 Pierre Bourdieu, On Television and Journalism, (London: Pluto Press, 1996)
 See e.g. Michael Albert, ‘Alternative Media:What Makes Alternative Media Alternative? (Z magazine, October 1997); see, also, his ‘Mass Media, Culture, and The Left’ (In this issue).
 Pierre Bourdieu, On Television and Journalism, p. 72
 Noam Chomsky, ‘What makes mainstream media mainstream” (Z Magazine, October 1997)
 P. Bourdieu, On Television, p.27
 P. Bourdieu, On Television, pp. 66-67
 Noam Chomsky, ‘What makes mainstream media mainstream”
 What makes mainstream media mainstream”
 Edward S. Herman and Noam Chomsky, Manufacturing Consent, Ch 1
 P. Bourdieu, On Television, pp. 46-7 & 54
 Carl Boggs and Tina Dirmann, “The Myth of Electronic Populism:Talk Radio and the Decline of the Public Sphere” (in this issue)
 See Takis Fotopoulos, Towards An Inclusive Democracy), Ch 5
 Takis Fotopoulos, Towards An Inclusive Democracy), Ch 6
 See Will Hutton, The State We’re In (London: Jonathan Cape, 1995).
 Maurizio Passerin d’ Entreves, “Hannah Arendt and the Idea of Citizenship” in Dimensions of Radical Democracy, pp. 145-68.
 Maurizio Passerin d’ Entreves, “Hannah Arendt and the Idea of Citizenship”, p. 154.
 Takis Fotopoulos, Towards An Inclusive Democracy), pp. 230-33
 T. Fotopoulos, ‘The Rise of New Irrationalism and its Incompatibility with Inclusive Democracy’, Democracy & Nature, no. 11-12.
 See Takis Fotopoulos, Towards An Inclusive Democracy, Ch 6 for a detailed description of confederal inclusive democracy
 See Takis Fotopoulos, Towards An Inclusive Democracy, Ch 4
 See Takis Fotopoulos, Towards An Inclusive Democracy, CHs 1 & 4
 Takis Fotopoulos, Towards An Inclusive Democracy, pp.158-64
 Takis Fotopoulos, Towards An Inclusive Democracy Ch 2; see also, M. Olson, The Rise and Decline of Nations (New Haven, Connecticut: Yale University Press, 1988).
 Michael Albert, ‘Mass Media, Culture, and The Left’
 Michael Albert, ‘Alternative Media:What Makes Alternative Media Alternative
 Noam Chomsky, ‘On freedom of press and culture’
 Takis Fotopoulos, Towards An Inclusive Democracy, Ch 8
 See Takis Fotopoulos, Towards An Inclusive Democracy, Ch 2
 Murray Bookchin also agrees on that: ‘Specific proposals for decentralization, small-scale communities, local autonomy, mutual aid and communalism ... are not intrinsically ecological or emancipatory.
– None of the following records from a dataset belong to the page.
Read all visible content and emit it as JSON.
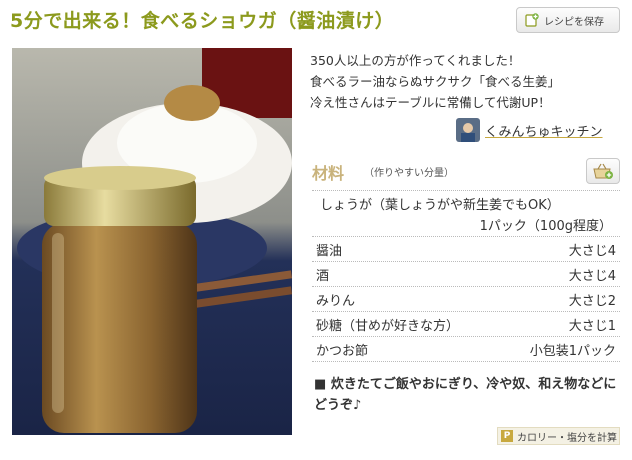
{
  "recipe": {
    "title": "5分で出来る！食べるショウガ（醤油漬け）",
    "save_label": "レシピを保存",
    "description": [
      "350人以上の方が作ってくれました！",
      "食べるラー油ならぬサクサク「食べる生姜」",
      "冷え性さんはテーブルに常備して代謝UP！"
    ],
    "author": "くみんちゅキッチン"
  },
  "ingredients": {
    "heading": "材料",
    "note": "（作りやすい分量）",
    "items": [
      {
        "name": "しょうが（葉しょうがや新生姜でもOK）",
        "qty": "1パック（100g程度）"
      },
      {
        "name": "醤油",
        "qty": "大さじ4"
      },
      {
        "name": "酒",
        "qty": "大さじ4"
      },
      {
        "name": "みりん",
        "qty": "大さじ2"
      },
      {
        "name": "砂糖（甘めが好きな方）",
        "qty": "大さじ1"
      },
      {
        "name": "かつお節",
        "qty": "小包装1パック"
      }
    ]
  },
  "tip": {
    "marker": "■",
    "text": "炊きたてご飯やおにぎり、冷や奴、和え物などにどうぞ♪"
  },
  "calorie": {
    "badge": "P",
    "label": "カロリー・塩分を計算"
  },
  "colors": {
    "title": "#8c9a1d",
    "heading": "#c9b37c",
    "accent": "#c8a93f"
  },
  "icons": {
    "save": "bookmark-plus-icon",
    "cart": "shopping-basket-icon",
    "calorie": "p-badge-icon"
  }
}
Such an outcome depends ultimately on the social and philosophical context in which we place such programs’ (Murray Bookchin & Dave Foreman, Defending the Earth, A Debate Between Murray Bookchin and Dave Foreman, Montreal: Black Rose, 1991, pp. 61-62.
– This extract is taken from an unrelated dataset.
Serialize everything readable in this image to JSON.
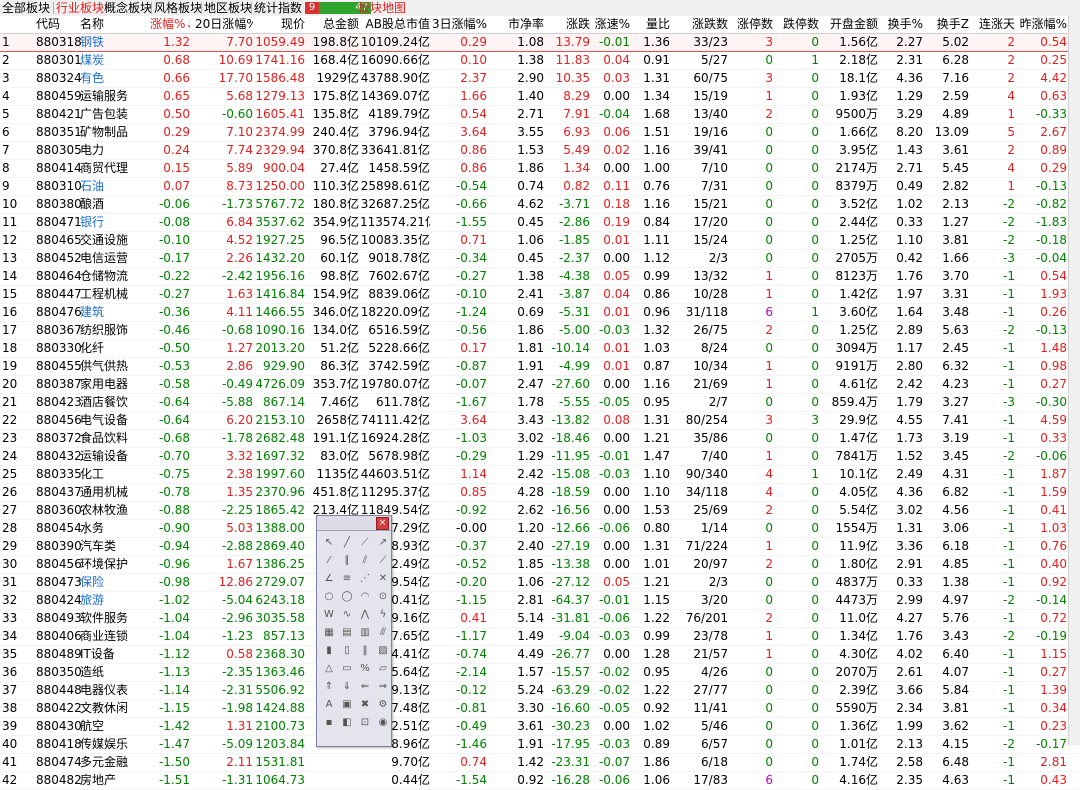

 See for further details Takis Fotopoulos, Towards An Inclusive Democracy, Ch 7